Without skipping anything, write out each record below exactly.

─── RECORD EXTRACTS

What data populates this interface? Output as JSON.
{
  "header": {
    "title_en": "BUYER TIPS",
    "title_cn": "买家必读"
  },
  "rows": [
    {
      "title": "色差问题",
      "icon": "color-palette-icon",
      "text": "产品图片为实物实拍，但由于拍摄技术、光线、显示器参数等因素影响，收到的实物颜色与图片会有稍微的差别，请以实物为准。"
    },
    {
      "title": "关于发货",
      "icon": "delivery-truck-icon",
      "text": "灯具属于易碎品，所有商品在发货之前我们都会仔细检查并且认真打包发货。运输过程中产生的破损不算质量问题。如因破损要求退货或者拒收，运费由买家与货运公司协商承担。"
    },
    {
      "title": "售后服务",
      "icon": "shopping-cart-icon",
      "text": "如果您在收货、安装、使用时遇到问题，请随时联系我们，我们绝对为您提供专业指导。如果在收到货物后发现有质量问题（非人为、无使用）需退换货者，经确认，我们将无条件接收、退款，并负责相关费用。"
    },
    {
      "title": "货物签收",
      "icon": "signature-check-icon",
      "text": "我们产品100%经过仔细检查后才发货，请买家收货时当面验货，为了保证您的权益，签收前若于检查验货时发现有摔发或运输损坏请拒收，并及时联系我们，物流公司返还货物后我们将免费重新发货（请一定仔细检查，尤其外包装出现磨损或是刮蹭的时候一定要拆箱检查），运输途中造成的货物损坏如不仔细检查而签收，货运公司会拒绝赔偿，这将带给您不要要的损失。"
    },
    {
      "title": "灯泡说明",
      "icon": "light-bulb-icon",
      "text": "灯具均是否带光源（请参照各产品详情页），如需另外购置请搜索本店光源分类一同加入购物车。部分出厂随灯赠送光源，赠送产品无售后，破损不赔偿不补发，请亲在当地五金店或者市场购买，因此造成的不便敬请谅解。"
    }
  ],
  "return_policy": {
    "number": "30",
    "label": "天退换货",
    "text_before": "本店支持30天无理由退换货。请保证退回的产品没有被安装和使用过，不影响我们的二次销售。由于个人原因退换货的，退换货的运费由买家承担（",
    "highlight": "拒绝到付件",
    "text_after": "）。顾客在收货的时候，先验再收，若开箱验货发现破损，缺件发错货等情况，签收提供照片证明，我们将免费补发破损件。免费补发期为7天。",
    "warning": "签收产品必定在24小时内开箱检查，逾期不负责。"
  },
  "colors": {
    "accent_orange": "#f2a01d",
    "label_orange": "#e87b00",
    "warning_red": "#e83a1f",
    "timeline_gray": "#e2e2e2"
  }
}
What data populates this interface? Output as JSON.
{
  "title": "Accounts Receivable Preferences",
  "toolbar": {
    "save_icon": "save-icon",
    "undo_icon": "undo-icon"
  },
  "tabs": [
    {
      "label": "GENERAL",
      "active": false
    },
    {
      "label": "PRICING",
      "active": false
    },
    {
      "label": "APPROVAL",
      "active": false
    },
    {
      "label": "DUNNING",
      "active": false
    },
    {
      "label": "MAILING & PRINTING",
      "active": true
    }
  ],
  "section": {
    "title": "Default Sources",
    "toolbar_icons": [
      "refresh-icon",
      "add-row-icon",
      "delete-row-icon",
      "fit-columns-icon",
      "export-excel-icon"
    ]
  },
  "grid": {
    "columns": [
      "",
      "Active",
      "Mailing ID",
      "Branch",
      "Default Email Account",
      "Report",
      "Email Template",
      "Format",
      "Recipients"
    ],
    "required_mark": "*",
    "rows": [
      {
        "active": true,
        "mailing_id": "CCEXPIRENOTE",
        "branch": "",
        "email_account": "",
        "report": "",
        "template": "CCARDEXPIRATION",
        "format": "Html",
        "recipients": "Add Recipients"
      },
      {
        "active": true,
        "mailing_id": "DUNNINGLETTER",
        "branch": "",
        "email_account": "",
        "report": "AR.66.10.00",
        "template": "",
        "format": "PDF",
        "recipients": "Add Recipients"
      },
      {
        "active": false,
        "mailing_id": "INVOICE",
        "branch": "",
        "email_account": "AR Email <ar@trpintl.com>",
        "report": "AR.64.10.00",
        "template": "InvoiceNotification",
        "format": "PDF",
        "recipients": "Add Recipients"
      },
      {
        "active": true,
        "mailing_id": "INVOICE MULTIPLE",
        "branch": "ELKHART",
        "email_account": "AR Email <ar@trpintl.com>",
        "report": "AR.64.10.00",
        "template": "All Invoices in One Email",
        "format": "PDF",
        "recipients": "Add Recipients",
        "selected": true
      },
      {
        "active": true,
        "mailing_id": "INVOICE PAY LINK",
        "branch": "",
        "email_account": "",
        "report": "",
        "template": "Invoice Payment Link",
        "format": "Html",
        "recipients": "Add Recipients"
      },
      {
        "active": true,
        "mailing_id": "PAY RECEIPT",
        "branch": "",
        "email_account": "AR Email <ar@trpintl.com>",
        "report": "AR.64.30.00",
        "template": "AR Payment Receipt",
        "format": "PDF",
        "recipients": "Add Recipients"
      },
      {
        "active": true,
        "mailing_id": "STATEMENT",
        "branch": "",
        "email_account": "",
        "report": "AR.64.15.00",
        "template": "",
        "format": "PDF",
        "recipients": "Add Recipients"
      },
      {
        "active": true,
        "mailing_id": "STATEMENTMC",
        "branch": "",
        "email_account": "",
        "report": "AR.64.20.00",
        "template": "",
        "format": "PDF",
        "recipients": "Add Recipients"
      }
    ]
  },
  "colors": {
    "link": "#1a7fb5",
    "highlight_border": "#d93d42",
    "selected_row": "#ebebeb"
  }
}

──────

RESPONSE TO THE EXERCISE
What data populates this interface? Output as JSON.
{
  "header": {
    "title_en": "BUYER TIPS",
    "title_cn": "买家必读"
  },
  "rows": [
    {
      "title": "色差问题",
      "icon": "color-palette-icon",
      "text": "产品图片为实物实拍，但由于拍摄技术、光线、显示器参数等因素影响，收到的实物颜色与图片会有稍微的差别，请以实物为准。"
    },
    {
      "title": "关于发货",
      "icon": "delivery-truck-icon",
      "text": "灯具属于易碎品，所有商品在发货之前我们都会仔细检查并且认真打包发货。运输过程中产生的破损不算质量问题。如因破损要求退货或者拒收，运费由买家与货运公司协商承担。"
    },
    {
      "title": "售后服务",
      "icon": "shopping-cart-icon",
      "text": "如果您在收货、安装、使用时遇到问题，请随时联系我们，我们绝对为您提供专业指导。如果在收到货物后发现有质量问题（非人为、无使用）需退换货者，经确认，我们将无条件接收、退款，并负责相关费用。"
    },
    {
      "title": "货物签收",
      "icon": "signature-check-icon",
      "text": "我们产品100%经过仔细检查后才发货，请买家收货时当面验货，为了保证您的权益，签收前若于检查验货时发现有摔发或运输损坏请拒收，并及时联系我们，物流公司返还货物后我们将免费重新发货（请一定仔细检查，尤其外包装出现磨损或是刮蹭的时候一定要拆箱检查），运输途中造成的货物损坏如不仔细检查而签收，货运公司会拒绝赔偿，这将带给您不要要的损失。"
    },
    {
      "title": "灯泡说明",
      "icon": "light-bulb-icon",
      "text": "灯具均是否带光源（请参照各产品详情页），如需另外购置请搜索本店光源分类一同加入购物车。部分出厂随灯赠送光源，赠送产品无售后，破损不赔偿不补发，请亲在当地五金店或者市场购买，因此造成的不便敬请谅解。"
    }
  ],
  "return_policy": {
    "number": "30",
    "label": "天退换货",
    "text_before": "本店支持30天无理由退换货。请保证退回的产品没有被安装和使用过，不影响我们的二次销售。由于个人原因退换货的，退换货的运费由买家承担（",
    "highlight": "拒绝到付件",
    "text_after": "）。顾客在收货的时候，先验再收，若开箱验货发现破损，缺件发错货等情况，签收提供照片证明，我们将免费补发破损件。免费补发期为7天。",
    "warning": "签收产品必定在24小时内开箱检查，逾期不负责。"
  },
  "colors": {
    "accent_orange": "#f2a01d",
    "label_orange": "#e87b00",
    "warning_red": "#e83a1f",
    "timeline_gray": "#e2e2e2"
  }
}
What data populates this interface? Output as JSON.
{
  "title": "Accounts Receivable Preferences",
  "toolbar": {
    "save_icon": "save-icon",
    "undo_icon": "undo-icon"
  },
  "tabs": [
    {
      "label": "GENERAL",
      "active": false
    },
    {
      "label": "PRICING",
      "active": false
    },
    {
      "label": "APPROVAL",
      "active": false
    },
    {
      "label": "DUNNING",
      "active": false
    },
    {
      "label": "MAILING & PRINTING",
      "active": true
    }
  ],
  "section": {
    "title": "Default Sources",
    "toolbar_icons": [
      "refresh-icon",
      "add-row-icon",
      "delete-row-icon",
      "fit-columns-icon",
      "export-excel-icon"
    ]
  },
  "grid": {
    "columns": [
      "",
      "Active",
      "Mailing ID",
      "Branch",
      "Default Email Account",
      "Report",
      "Email Template",
      "Format",
      "Recipients"
    ],
    "required_mark": "*",
    "rows": [
      {
        "active": true,
        "mailing_id": "CCEXPIRENOTE",
        "branch": "",
        "email_account": "",
        "report": "",
        "template": "CCARDEXPIRATION",
        "format": "Html",
        "recipients": "Add Recipients"
      },
      {
        "active": true,
        "mailing_id": "DUNNINGLETTER",
        "branch": "",
        "email_account": "",
        "report": "AR.66.10.00",
        "template": "",
        "format": "PDF",
        "recipients": "Add Recipients"
      },
      {
        "active": false,
        "mailing_id": "INVOICE",
        "branch": "",
        "email_account": "AR Email <ar@trpintl.com>",
        "report": "AR.64.10.00",
        "template": "InvoiceNotification",
        "format": "PDF",
        "recipients": "Add Recipients"
      },
      {
        "active": true,
        "mailing_id": "INVOICE MULTIPLE",
        "branch": "ELKHART",
        "email_account": "AR Email <ar@trpintl.com>",
        "report": "AR.64.10.00",
        "template": "All Invoices in One Email",
        "format": "PDF",
        "recipients": "Add Recipients",
        "selected": true
      },
      {
        "active": true,
        "mailing_id": "INVOICE PAY LINK",
        "branch": "",
        "email_account": "",
        "report": "",
        "template": "Invoice Payment Link",
        "format": "Html",
        "recipients": "Add Recipients"
      },
      {
        "active": true,
        "mailing_id": "PAY RECEIPT",
        "branch": "",
        "email_account": "AR Email <ar@trpintl.com>",
        "report": "AR.64.30.00",
        "template": "AR Payment Receipt",
        "format": "PDF",
        "recipients": "Add Recipients"
      },
      {
        "active": true,
        "mailing_id": "STATEMENT",
        "branch": "",
        "email_account": "",
        "report": "AR.64.15.00",
        "template": "",
        "format": "PDF",
        "recipients": "Add Recipients"
      },
      {
        "active": true,
        "mailing_id": "STATEMENTMC",
        "branch": "",
        "email_account": "",
        "report": "AR.64.20.00",
        "template": "",
        "format": "PDF",
        "recipients": "Add Recipients"
      }
    ]
  },
  "colors": {
    "link": "#1a7fb5",
    "highlight_border": "#d93d42",
    "selected_row": "#ebebeb"
  }
}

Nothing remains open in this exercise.